▸ Materials provided:
---

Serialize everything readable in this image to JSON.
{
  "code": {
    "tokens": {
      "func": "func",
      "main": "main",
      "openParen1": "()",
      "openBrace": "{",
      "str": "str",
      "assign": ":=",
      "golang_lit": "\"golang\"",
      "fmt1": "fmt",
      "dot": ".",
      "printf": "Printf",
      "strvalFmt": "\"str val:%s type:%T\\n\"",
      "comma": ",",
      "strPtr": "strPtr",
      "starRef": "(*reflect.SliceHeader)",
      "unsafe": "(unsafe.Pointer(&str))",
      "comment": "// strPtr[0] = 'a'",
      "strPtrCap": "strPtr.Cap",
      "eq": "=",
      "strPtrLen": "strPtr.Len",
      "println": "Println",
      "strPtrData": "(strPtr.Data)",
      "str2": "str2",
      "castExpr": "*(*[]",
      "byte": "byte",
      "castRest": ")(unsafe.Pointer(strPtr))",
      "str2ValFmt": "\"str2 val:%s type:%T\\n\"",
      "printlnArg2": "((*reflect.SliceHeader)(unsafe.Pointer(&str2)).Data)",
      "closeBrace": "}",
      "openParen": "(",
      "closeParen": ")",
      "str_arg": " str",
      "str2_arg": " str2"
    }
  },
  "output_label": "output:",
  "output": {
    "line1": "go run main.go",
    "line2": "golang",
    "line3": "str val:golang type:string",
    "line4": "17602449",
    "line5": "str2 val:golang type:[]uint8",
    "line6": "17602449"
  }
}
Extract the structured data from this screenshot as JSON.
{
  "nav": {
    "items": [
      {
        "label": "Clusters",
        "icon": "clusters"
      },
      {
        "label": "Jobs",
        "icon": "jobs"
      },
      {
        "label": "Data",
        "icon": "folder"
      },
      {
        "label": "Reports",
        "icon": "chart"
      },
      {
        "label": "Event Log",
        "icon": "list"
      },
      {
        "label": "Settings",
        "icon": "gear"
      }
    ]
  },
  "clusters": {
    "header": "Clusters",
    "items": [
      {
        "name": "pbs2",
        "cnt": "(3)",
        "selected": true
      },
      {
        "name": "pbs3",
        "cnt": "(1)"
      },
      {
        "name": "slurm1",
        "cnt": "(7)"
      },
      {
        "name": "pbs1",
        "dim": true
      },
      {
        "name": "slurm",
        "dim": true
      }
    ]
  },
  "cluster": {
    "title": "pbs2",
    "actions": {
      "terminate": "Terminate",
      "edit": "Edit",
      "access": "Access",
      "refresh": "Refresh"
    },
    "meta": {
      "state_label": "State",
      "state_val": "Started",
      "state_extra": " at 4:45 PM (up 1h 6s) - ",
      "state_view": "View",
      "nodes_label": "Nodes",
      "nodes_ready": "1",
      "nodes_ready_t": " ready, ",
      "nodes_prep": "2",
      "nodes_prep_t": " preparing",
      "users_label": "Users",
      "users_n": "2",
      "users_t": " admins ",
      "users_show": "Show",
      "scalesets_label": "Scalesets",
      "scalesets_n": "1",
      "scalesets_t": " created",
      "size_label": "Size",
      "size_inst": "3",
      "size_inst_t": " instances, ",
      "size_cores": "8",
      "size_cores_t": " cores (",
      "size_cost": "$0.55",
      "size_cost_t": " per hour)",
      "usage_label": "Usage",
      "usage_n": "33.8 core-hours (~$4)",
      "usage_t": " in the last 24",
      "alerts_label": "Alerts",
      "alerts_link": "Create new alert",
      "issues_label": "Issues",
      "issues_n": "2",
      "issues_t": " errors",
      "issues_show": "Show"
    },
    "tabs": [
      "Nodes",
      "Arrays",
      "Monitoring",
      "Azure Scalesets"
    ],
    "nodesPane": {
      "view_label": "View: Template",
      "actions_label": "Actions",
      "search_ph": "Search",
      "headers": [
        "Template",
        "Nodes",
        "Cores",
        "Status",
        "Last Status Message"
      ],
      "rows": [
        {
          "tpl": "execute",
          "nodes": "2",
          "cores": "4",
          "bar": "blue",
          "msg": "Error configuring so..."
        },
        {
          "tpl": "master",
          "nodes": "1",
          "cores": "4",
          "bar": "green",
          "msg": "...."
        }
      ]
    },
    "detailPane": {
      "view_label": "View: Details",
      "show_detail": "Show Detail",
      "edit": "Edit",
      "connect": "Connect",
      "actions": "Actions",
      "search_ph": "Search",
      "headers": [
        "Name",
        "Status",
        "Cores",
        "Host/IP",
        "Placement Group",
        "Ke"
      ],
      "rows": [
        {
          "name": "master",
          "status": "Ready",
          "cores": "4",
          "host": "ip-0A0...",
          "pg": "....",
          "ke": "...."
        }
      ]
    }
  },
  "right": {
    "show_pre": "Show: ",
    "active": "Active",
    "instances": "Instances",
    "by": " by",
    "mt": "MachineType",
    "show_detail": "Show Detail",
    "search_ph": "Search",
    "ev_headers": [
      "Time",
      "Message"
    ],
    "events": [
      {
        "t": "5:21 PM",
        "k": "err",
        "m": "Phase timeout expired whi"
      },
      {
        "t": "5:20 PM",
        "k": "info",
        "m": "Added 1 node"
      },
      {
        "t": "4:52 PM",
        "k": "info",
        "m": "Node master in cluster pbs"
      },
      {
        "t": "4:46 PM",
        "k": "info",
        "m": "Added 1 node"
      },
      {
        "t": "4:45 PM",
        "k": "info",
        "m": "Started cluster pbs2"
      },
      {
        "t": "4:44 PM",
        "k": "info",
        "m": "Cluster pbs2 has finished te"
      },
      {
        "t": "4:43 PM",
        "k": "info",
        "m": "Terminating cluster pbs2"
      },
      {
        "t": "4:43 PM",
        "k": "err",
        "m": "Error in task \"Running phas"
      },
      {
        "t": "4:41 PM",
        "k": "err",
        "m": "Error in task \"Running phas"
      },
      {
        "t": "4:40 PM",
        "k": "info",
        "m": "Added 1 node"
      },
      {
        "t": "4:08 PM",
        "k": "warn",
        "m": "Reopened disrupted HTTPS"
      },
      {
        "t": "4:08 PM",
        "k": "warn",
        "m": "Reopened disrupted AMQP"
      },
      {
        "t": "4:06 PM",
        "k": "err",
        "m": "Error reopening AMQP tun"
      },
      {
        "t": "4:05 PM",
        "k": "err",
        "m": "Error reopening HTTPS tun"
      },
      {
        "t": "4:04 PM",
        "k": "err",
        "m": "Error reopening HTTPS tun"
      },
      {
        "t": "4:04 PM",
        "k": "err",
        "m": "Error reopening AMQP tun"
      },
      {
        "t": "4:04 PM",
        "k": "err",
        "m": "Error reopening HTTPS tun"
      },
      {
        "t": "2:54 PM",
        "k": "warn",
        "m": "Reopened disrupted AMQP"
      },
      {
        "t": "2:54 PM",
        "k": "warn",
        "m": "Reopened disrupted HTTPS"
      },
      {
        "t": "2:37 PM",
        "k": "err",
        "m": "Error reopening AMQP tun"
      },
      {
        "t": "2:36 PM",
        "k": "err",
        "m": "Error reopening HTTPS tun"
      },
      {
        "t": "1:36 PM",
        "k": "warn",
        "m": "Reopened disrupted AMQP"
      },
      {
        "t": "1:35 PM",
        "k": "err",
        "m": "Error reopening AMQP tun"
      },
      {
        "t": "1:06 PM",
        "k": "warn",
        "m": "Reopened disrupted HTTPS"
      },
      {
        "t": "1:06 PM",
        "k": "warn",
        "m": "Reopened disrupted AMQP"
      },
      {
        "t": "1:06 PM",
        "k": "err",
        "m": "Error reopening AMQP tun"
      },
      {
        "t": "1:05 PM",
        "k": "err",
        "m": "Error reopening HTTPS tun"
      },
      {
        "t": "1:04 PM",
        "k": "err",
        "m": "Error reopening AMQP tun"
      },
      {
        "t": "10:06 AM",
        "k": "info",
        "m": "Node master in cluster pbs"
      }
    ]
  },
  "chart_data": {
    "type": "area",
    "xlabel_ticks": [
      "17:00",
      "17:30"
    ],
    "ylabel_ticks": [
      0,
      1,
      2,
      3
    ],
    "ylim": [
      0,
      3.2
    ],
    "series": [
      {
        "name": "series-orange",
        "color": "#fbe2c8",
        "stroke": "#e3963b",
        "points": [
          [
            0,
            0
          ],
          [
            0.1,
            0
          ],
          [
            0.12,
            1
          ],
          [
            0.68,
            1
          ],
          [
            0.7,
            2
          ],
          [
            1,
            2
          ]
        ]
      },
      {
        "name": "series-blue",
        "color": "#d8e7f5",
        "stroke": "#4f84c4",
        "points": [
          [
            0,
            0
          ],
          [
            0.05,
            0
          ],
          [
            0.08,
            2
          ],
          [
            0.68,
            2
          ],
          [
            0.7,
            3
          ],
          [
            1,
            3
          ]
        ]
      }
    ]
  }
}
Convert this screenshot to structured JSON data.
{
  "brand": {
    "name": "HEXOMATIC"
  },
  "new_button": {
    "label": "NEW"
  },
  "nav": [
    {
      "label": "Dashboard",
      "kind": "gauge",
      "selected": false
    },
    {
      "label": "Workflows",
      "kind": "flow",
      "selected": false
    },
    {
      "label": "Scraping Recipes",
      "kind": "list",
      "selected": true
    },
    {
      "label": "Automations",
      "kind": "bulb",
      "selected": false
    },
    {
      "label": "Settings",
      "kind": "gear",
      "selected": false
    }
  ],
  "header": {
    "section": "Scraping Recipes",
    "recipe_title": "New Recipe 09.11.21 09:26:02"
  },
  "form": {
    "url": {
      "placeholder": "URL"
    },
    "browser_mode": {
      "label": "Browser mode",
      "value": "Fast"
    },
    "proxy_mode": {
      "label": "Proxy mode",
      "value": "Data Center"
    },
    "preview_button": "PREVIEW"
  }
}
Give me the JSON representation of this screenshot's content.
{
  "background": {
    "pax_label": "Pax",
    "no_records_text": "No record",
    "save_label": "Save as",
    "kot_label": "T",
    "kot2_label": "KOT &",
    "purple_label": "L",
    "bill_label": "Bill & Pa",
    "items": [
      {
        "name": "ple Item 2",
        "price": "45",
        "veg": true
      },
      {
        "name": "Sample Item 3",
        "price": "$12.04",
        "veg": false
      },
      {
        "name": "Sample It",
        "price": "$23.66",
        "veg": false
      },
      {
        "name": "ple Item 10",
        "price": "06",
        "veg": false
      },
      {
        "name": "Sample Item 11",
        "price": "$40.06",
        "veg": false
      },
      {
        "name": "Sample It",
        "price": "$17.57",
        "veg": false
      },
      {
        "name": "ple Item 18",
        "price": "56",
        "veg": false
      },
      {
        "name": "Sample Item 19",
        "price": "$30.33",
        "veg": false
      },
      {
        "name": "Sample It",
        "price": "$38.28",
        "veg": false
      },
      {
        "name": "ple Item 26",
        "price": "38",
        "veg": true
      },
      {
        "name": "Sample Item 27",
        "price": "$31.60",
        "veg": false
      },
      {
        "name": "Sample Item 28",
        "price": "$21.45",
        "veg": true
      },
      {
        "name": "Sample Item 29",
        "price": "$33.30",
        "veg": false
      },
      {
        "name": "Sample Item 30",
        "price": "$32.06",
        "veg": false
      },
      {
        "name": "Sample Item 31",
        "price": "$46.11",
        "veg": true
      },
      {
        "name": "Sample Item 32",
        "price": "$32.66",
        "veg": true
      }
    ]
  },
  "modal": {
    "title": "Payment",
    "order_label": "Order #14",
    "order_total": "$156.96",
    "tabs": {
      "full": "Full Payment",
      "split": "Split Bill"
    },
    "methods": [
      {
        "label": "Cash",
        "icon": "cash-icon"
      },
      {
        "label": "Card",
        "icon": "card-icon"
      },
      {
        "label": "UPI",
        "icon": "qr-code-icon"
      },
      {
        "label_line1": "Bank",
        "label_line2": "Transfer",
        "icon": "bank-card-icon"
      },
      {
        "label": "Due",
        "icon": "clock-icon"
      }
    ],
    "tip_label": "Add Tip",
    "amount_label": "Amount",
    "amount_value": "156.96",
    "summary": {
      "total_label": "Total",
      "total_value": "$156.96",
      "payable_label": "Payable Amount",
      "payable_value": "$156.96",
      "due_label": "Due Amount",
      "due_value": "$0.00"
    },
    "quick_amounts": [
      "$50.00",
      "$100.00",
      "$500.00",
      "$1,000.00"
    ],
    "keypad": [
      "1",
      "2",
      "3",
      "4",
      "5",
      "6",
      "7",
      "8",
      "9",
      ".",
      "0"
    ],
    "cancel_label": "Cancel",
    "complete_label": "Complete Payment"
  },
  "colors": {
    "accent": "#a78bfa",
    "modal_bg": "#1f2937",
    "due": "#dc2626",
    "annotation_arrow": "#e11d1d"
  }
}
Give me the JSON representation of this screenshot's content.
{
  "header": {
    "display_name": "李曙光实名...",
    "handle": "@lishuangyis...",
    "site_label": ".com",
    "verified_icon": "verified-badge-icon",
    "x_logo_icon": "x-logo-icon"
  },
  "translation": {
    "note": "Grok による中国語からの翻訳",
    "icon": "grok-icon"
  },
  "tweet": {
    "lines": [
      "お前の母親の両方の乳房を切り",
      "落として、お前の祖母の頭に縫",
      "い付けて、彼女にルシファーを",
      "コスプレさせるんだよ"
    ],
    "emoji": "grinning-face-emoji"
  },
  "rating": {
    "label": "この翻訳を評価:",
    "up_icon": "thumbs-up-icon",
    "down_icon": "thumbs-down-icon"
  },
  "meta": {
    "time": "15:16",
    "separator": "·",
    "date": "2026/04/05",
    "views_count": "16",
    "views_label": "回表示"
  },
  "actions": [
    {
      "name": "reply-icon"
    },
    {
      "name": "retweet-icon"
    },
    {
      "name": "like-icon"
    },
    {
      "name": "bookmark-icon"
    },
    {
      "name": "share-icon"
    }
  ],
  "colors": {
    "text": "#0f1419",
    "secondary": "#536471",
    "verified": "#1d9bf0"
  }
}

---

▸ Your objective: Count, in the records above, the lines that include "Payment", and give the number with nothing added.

▸ Response: 3